*Work required*
Within the listing below, filter for "chip" and copy every matching line.

§

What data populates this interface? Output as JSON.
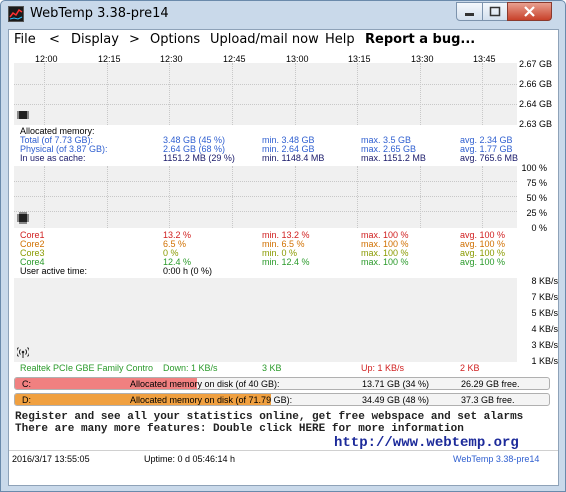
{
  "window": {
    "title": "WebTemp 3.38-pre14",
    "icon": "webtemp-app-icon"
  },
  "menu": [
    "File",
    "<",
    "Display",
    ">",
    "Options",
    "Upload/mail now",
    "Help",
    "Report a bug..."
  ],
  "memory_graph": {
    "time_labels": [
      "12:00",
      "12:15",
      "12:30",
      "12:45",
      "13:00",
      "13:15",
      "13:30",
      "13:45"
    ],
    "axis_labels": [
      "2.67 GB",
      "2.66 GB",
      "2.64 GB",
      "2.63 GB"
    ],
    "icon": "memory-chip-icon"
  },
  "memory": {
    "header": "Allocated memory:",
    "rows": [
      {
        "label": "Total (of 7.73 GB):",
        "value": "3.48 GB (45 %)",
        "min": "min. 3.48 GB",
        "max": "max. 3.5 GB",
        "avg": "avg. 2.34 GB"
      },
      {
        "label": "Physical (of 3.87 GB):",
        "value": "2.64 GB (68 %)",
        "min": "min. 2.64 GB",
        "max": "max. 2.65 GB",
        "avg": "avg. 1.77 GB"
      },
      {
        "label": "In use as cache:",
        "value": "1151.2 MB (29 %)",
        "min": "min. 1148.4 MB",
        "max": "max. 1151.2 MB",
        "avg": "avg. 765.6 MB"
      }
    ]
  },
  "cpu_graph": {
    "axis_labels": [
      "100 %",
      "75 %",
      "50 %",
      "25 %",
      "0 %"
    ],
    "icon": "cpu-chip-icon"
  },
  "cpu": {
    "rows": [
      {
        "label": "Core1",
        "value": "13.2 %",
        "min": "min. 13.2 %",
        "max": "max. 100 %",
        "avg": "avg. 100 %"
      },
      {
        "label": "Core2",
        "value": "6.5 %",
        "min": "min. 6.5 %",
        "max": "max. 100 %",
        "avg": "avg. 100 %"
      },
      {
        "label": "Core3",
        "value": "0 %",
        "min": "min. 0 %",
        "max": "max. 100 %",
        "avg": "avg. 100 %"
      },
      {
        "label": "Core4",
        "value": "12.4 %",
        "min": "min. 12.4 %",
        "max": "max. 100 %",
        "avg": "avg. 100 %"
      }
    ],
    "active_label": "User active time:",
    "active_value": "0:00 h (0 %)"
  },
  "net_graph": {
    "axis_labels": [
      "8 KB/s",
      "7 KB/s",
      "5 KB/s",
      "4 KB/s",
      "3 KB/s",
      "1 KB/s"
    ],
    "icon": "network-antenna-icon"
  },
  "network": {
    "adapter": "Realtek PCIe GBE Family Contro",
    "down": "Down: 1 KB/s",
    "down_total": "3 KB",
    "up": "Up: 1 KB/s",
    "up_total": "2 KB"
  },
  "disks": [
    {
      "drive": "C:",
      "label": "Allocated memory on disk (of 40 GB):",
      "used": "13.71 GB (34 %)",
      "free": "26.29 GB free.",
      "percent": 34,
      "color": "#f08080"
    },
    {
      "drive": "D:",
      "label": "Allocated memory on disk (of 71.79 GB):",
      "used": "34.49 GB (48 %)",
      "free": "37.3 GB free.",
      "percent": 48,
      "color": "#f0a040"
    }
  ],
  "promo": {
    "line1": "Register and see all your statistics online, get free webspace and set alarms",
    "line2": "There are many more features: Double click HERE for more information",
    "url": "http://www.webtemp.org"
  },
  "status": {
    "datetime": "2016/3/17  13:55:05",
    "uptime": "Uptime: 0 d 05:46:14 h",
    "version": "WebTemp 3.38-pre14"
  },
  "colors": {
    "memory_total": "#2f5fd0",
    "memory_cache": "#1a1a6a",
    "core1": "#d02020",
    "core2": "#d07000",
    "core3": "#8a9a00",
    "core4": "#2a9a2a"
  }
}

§

*Answer space*
    "icon": "memory-chip-icon"
    "icon": "cpu-chip-icon"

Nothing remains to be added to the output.